Third, you state that I "failed to check key components of the First AME proposal." The same day as our interview I forwarded you a detailed 8 page report I prepared on August 24, 2010, detailing the Selection Committee's evaluation of the proposals. Your article contains none of the information from that analysis, which critsized a number of aspects of the First AME proposal.
Fourth, you state the Times did check the First AME proposal, stating: "But The Times did. For one: The church claimed in its bid that it had a "verbal agreement" with Seattle's parks and recreation department for "youth activities." In fact this point was covered by my evaluation. The review I wrote on August 24 specifically rejected this claim. The August 24 review states: "FAME also takes credit for assumed rental by Parks of rooms 136 and 137, totaling about 1,800 SF. Since these are classrooms, it is not apparent why Parks would rent them. Also see room 131, which they claim will be for an unspecified youth activity." The report goes on to conclude "The total square footage of the rooms with questionable support for youth activities is over 4,500 SF, which could reduce the support amount by over $27,000."

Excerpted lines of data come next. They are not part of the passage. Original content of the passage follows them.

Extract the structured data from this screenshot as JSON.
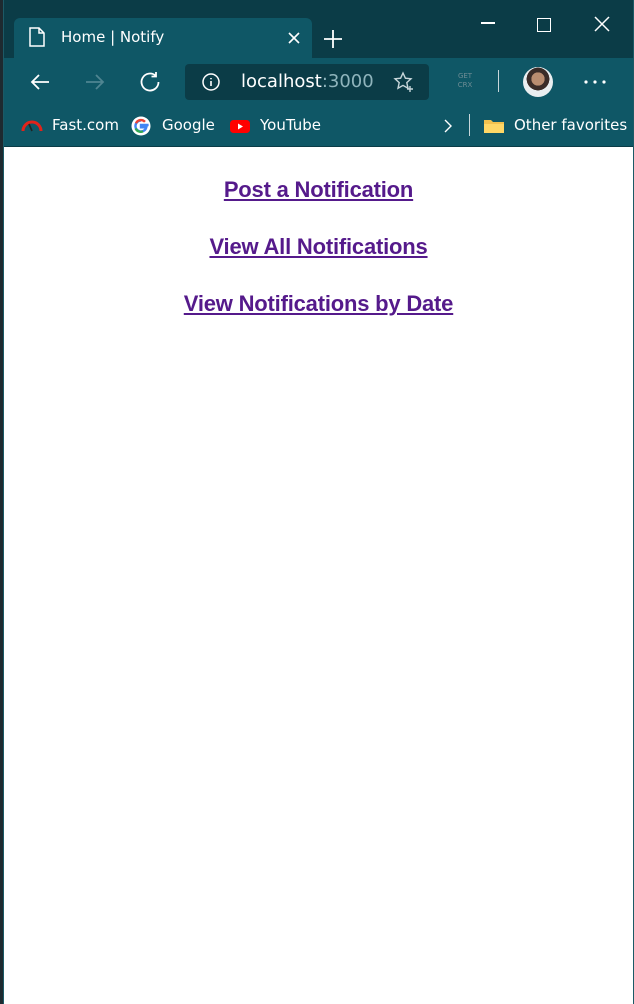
{
  "browser": {
    "tab": {
      "title": "Home | Notify"
    },
    "address": {
      "host": "localhost",
      "port": ":3000"
    },
    "extension_label": "GET\nCRX",
    "favorites": [
      {
        "label": "Fast.com",
        "icon": "gauge-icon"
      },
      {
        "label": "Google",
        "icon": "google-icon"
      },
      {
        "label": "YouTube",
        "icon": "youtube-icon"
      }
    ],
    "other_favorites": "Other favorites"
  },
  "page": {
    "links": [
      {
        "label": "Post a Notification"
      },
      {
        "label": "View All Notifications"
      },
      {
        "label": "View Notifications by Date"
      }
    ],
    "link_color": "#551a8b"
  },
  "colors": {
    "titlebar": "#0b3c47",
    "toolbar": "#0f5766"
  }
}
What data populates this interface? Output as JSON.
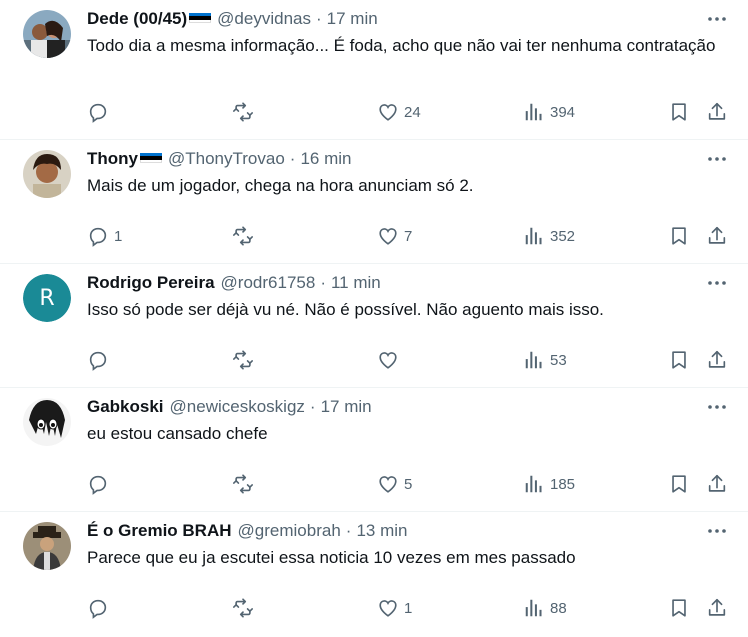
{
  "tweets": [
    {
      "name": "Dede (00/45)",
      "flag": true,
      "handle": "@deyvidnas",
      "time": "17 min",
      "text": "Todo dia a mesma informação... É foda, acho que não vai ter nenhuma contratação",
      "replies": "",
      "retweets": "",
      "likes": "24",
      "views": "394"
    },
    {
      "name": "Thony",
      "flag": true,
      "handle": "@ThonyTrovao",
      "time": "16 min",
      "text": "Mais de um jogador, chega na hora anunciam só 2.",
      "replies": "1",
      "retweets": "",
      "likes": "7",
      "views": "352"
    },
    {
      "name": "Rodrigo Pereira",
      "flag": false,
      "handle": "@rodr61758",
      "time": "11 min",
      "text": "Isso só pode ser déjà vu né. Não é possível. Não aguento mais isso.",
      "avatar_letter": "R",
      "replies": "",
      "retweets": "",
      "likes": "",
      "views": "53"
    },
    {
      "name": "Gabkoski",
      "flag": false,
      "handle": "@newiceskoskigz",
      "time": "17 min",
      "text": "eu estou cansado chefe",
      "replies": "",
      "retweets": "",
      "likes": "5",
      "views": "185"
    },
    {
      "name": "É o Gremio BRAH",
      "flag": false,
      "handle": "@gremiobrah",
      "time": "13 min",
      "text": "Parece que eu ja escutei essa noticia 10 vezes em mes passado",
      "replies": "",
      "retweets": "",
      "likes": "1",
      "views": "88"
    }
  ],
  "separator": "·",
  "colors": {
    "text": "#0f1419",
    "secondary": "#536471",
    "divider": "#eff3f4",
    "avatar_letter_bg": "#1a8a96",
    "flag": [
      "#0072ce",
      "#000000",
      "#ffffff"
    ]
  },
  "icons": [
    "more-icon",
    "reply-icon",
    "retweet-icon",
    "like-icon",
    "views-icon",
    "bookmark-icon",
    "share-icon"
  ]
}
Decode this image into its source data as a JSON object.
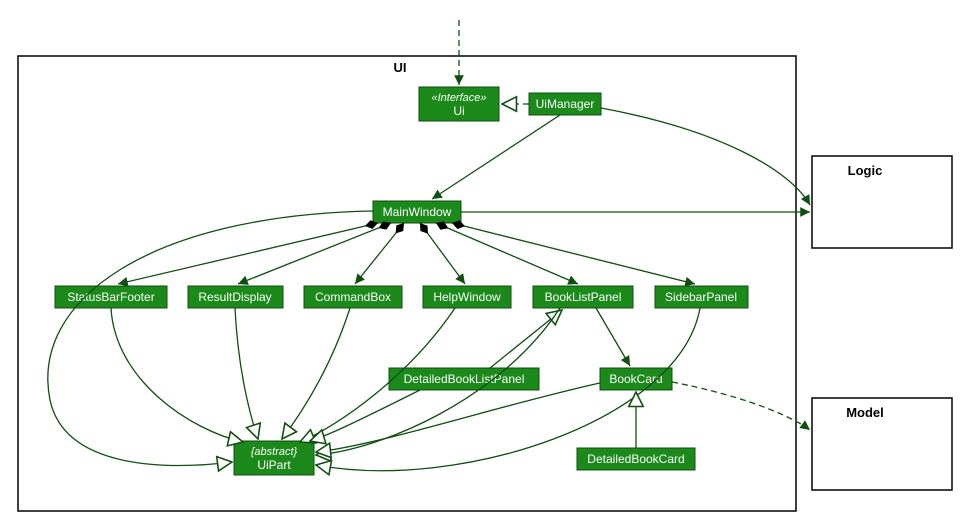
{
  "packages": {
    "ui": {
      "title": "UI"
    },
    "logic": {
      "title": "Logic"
    },
    "model": {
      "title": "Model"
    }
  },
  "classes": {
    "ui_iface": {
      "stereo": "«Interface»",
      "name": "Ui"
    },
    "uimanager": {
      "name": "UiManager"
    },
    "mainwindow": {
      "name": "MainWindow"
    },
    "statusbar": {
      "name": "StatusBarFooter"
    },
    "resultdisp": {
      "name": "ResultDisplay"
    },
    "cmdbox": {
      "name": "CommandBox"
    },
    "helpwin": {
      "name": "HelpWindow"
    },
    "booklist": {
      "name": "BookListPanel"
    },
    "sidebar": {
      "name": "SidebarPanel"
    },
    "detbooklist": {
      "name": "DetailedBookListPanel"
    },
    "bookcard": {
      "name": "BookCard"
    },
    "detbookcard": {
      "name": "DetailedBookCard"
    },
    "uipart": {
      "stereo": "{abstract}",
      "name": "UiPart"
    }
  }
}
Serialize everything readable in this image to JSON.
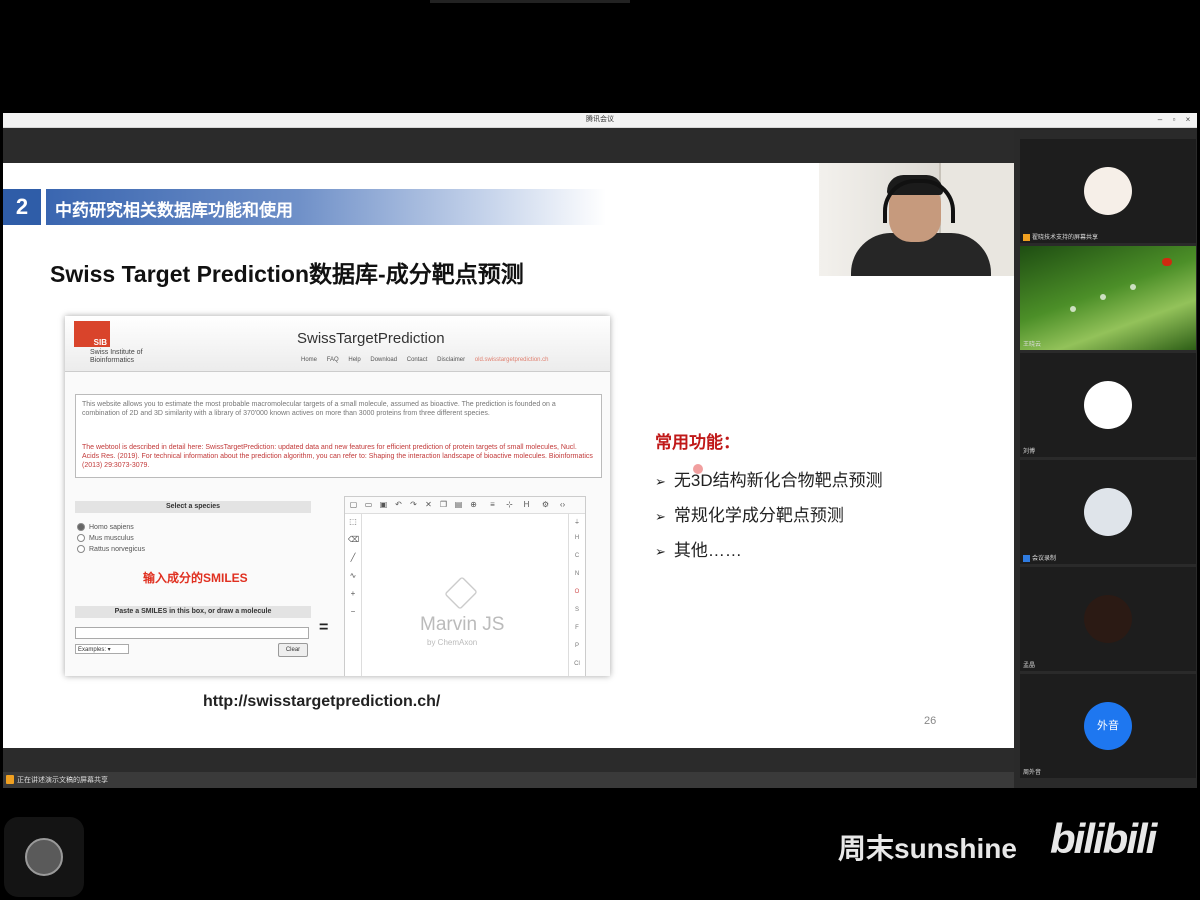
{
  "window": {
    "title": "腾讯会议",
    "controls": [
      "–",
      "▫",
      "×"
    ]
  },
  "share_strip": {
    "text": "正在讲述演示文稿的屏幕共享"
  },
  "slide": {
    "section_number": "2",
    "section_title": "中药研究相关数据库功能和使用",
    "title": "Swiss Target Prediction数据库-成分靶点预测",
    "url": "http://swisstargetprediction.ch/",
    "page_number": "26",
    "functions_title": "常用功能：",
    "functions": [
      "无3D结构新化合物靶点预测",
      "常规化学成分靶点预测",
      "其他……"
    ]
  },
  "website": {
    "logo": "SIB",
    "org_name_line1": "Swiss Institute of",
    "org_name_line2": "Bioinformatics",
    "brand": "SwissTargetPrediction",
    "nav": [
      "Home",
      "FAQ",
      "Help",
      "Download",
      "Contact",
      "Disclaimer"
    ],
    "nav_extra": "old.swisstargetprediction.ch",
    "intro": "This website allows you to estimate the most probable macromolecular targets of a small molecule, assumed as bioactive. The prediction is founded on a combination of 2D and 3D similarity with a library of 370'000 known actives on more than 3000 proteins from three different species.",
    "reference": "The webtool is described in detail here: SwissTargetPrediction: updated data and new features for efficient prediction of protein targets of small molecules, Nucl. Acids Res. (2019). For technical information about the prediction algorithm, you can refer to: Shaping the interaction landscape of bioactive molecules. Bioinformatics (2013) 29:3073-3079.",
    "species_header": "Select a species",
    "species": [
      "Homo sapiens",
      "Mus musculus",
      "Rattus norvegicus"
    ],
    "selected_species": "Homo sapiens",
    "annotation": "输入成分的SMILES",
    "smiles_header": "Paste a SMILES in this box, or draw a molecule",
    "examples_label": "Examples:",
    "clear_label": "Clear",
    "equals": "=",
    "editor_name": "Marvin JS",
    "editor_by": "by ChemAxon",
    "element_buttons": [
      "H",
      "C",
      "N",
      "O",
      "S",
      "F",
      "P",
      "Cl"
    ]
  },
  "participants": [
    {
      "name": "翟晓技术支持的屏幕共享",
      "avatar": "rabbit-avatar",
      "host": true
    },
    {
      "name": "王晓云",
      "avatar": "leaf-photo"
    },
    {
      "name": "刘博",
      "avatar": "dog-avatar"
    },
    {
      "name": "会议录制",
      "avatar": "child-photo"
    },
    {
      "name": "孟晶",
      "avatar": "planet-avatar"
    },
    {
      "name": "周外音",
      "avatar": "外音"
    }
  ],
  "watermark": {
    "uploader": "周末sunshine",
    "platform": "bilibili"
  },
  "colors": {
    "section_blue": "#2f5da8",
    "accent_red": "#c01818",
    "annotation_red": "#e03020",
    "avatar_blue": "#1e77f0",
    "host_badge": "#f0a020"
  }
}
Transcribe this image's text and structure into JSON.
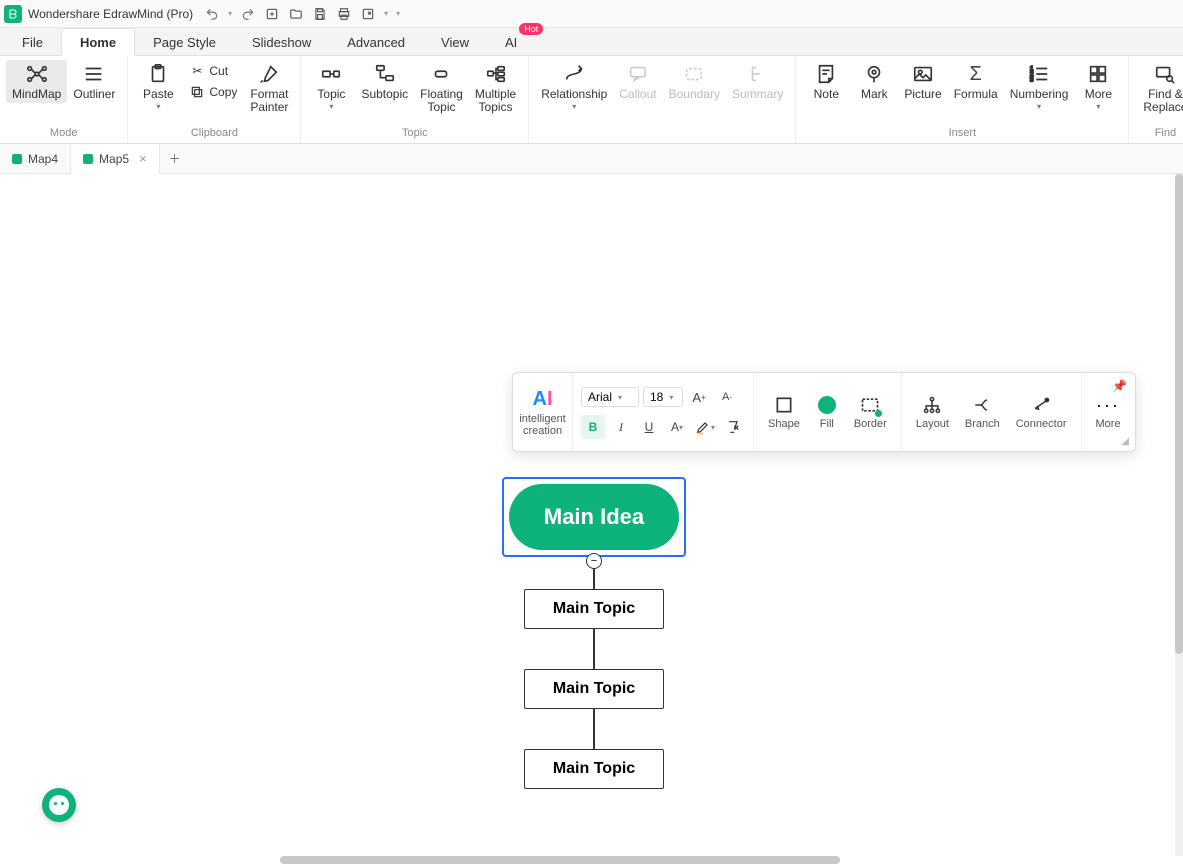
{
  "titlebar": {
    "app_title": "Wondershare EdrawMind (Pro)"
  },
  "menu": {
    "tabs": [
      "File",
      "Home",
      "Page Style",
      "Slideshow",
      "Advanced",
      "View",
      "AI"
    ],
    "active_index": 1,
    "hot_badge": "Hot"
  },
  "ribbon": {
    "mode": {
      "mindmap": "MindMap",
      "outliner": "Outliner",
      "label": "Mode"
    },
    "clipboard": {
      "paste": "Paste",
      "cut": "Cut",
      "copy": "Copy",
      "format_painter": "Format\nPainter",
      "label": "Clipboard"
    },
    "topic": {
      "topic": "Topic",
      "subtopic": "Subtopic",
      "floating": "Floating\nTopic",
      "multiple": "Multiple\nTopics",
      "label": "Topic"
    },
    "relate": {
      "relationship": "Relationship",
      "callout": "Callout",
      "boundary": "Boundary",
      "summary": "Summary"
    },
    "insert": {
      "note": "Note",
      "mark": "Mark",
      "picture": "Picture",
      "formula": "Formula",
      "numbering": "Numbering",
      "more": "More",
      "label": "Insert"
    },
    "find": {
      "find_replace": "Find &\nReplace",
      "label": "Find"
    }
  },
  "doctabs": {
    "tabs": [
      "Map4",
      "Map5"
    ],
    "active_index": 1
  },
  "minitool": {
    "ai_label": "intelligent\ncreation",
    "font_name": "Arial",
    "font_size": "18",
    "bold": "B",
    "italic": "I",
    "underline": "U",
    "shape": "Shape",
    "fill": "Fill",
    "border": "Border",
    "layout": "Layout",
    "branch": "Branch",
    "connector": "Connector",
    "more": "More"
  },
  "nodes": {
    "root": "Main Idea",
    "children": [
      "Main Topic",
      "Main Topic",
      "Main Topic"
    ]
  }
}
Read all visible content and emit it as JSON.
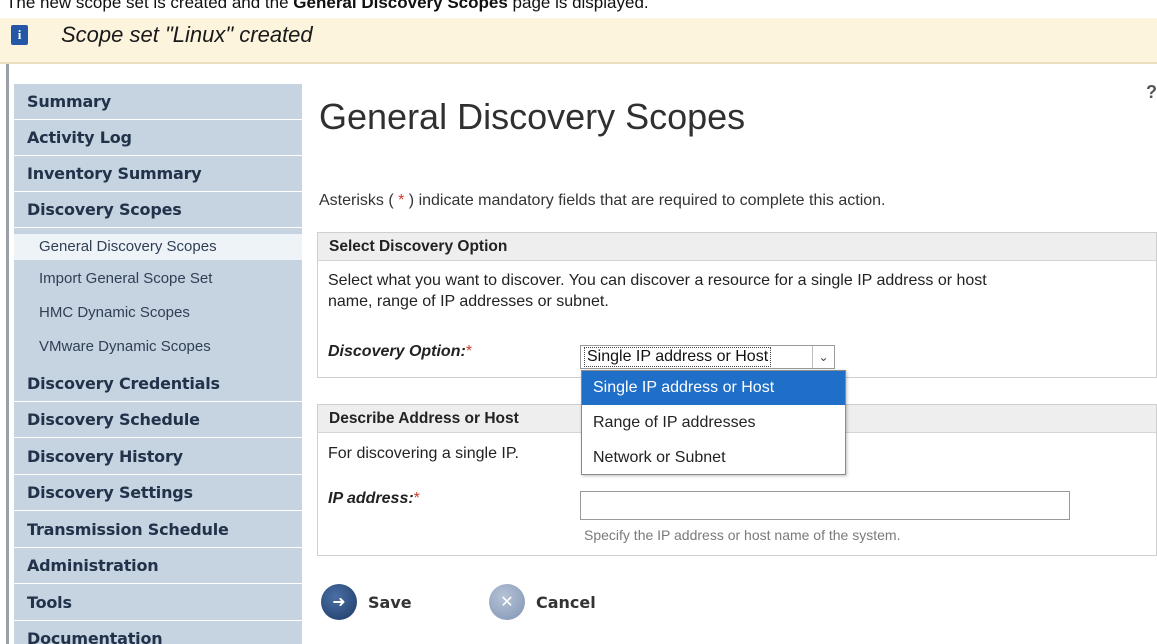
{
  "caption": {
    "before": "The new scope set is created and the ",
    "bold": "General Discovery Scopes",
    "after": " page is displayed."
  },
  "banner": {
    "message": "Scope set \"Linux\" created",
    "icon": "info-icon"
  },
  "sidebar": {
    "items": [
      {
        "label": "Summary"
      },
      {
        "label": "Activity Log"
      },
      {
        "label": "Inventory Summary"
      },
      {
        "label": "Discovery Scopes"
      },
      {
        "label": "General Discovery Scopes"
      },
      {
        "label": "Import General Scope Set"
      },
      {
        "label": "HMC Dynamic Scopes"
      },
      {
        "label": "VMware Dynamic Scopes"
      },
      {
        "label": "Discovery Credentials"
      },
      {
        "label": "Discovery Schedule"
      },
      {
        "label": "Discovery History"
      },
      {
        "label": "Discovery Settings"
      },
      {
        "label": "Transmission Schedule"
      },
      {
        "label": "Administration"
      },
      {
        "label": "Tools"
      },
      {
        "label": "Documentation"
      }
    ]
  },
  "help": {
    "glyph": "?"
  },
  "main": {
    "title": "General Discovery Scopes",
    "note_prefix": "Asterisks ( ",
    "note_star": "*",
    "note_suffix": " ) indicate mandatory fields that are required to complete this action."
  },
  "select_option": {
    "heading": "Select Discovery Option",
    "description_line1": "Select what you want to discover. You can discover a resource for a single IP address or host",
    "description_line2": "name, range of IP addresses or subnet.",
    "field_label": "Discovery Option:",
    "required_mark": "*",
    "selected_value": "Single IP address or Host",
    "options": [
      {
        "label": "Single IP address or Host",
        "selected": true
      },
      {
        "label": "Range of IP addresses",
        "selected": false
      },
      {
        "label": "Network or Subnet",
        "selected": false
      }
    ]
  },
  "describe": {
    "heading": "Describe Address or Host",
    "description": "For discovering a single IP.",
    "field_label": "IP address:",
    "required_mark": "*",
    "ip_value": "",
    "hint": "Specify the IP address or host name of the system."
  },
  "actions": {
    "save_label": "Save",
    "cancel_label": "Cancel"
  },
  "colors": {
    "accent": "#1f6ec7",
    "sidebar": "#c6d3e0",
    "banner": "#fcf4dc",
    "required": "#d23b2b"
  }
}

In conclusion, you state that "The district staff changed the way it handled and evaluated offers for the building, which pushed the church's proposal to the head of the pack." that we "held the two groups to different standards" However, both of the examples you give are invalid. A review of the August 24 analysis proves the same standards were applided throughout. Both offers were evaluated on the same basis, in accordance with School Board policy, and the results were presented to the School Board for decision. I provided you with the actual documents presented to the School Board.
During our interview, you stated that you had information that First AME's actual use was different than represented to the District. I asked what it was, and made it clear that if this were the case, the District would seek to apply the penalty clause of our contract. You declined to tell me either your source or the information you had. The statement in your article that I said "it would not have made a difference" is deliberately misleading. I stated that while the sale is final and cannot be reversed, but there are protections included in the contract for the public and I asked you to provide me your information. You did not do so.
Finally, you called me to fact check the article while I was on vacation and after receiving my response, you sent me an email that you would call me the following Tuesday (May 30). Yet you did not call that day, even though you had both my business phone and personal cell phone numbers.
I request a retraction and correction, with equal prominence, in the next newspaper edition. Please also provide me a copy of the tape of our interview of May 16.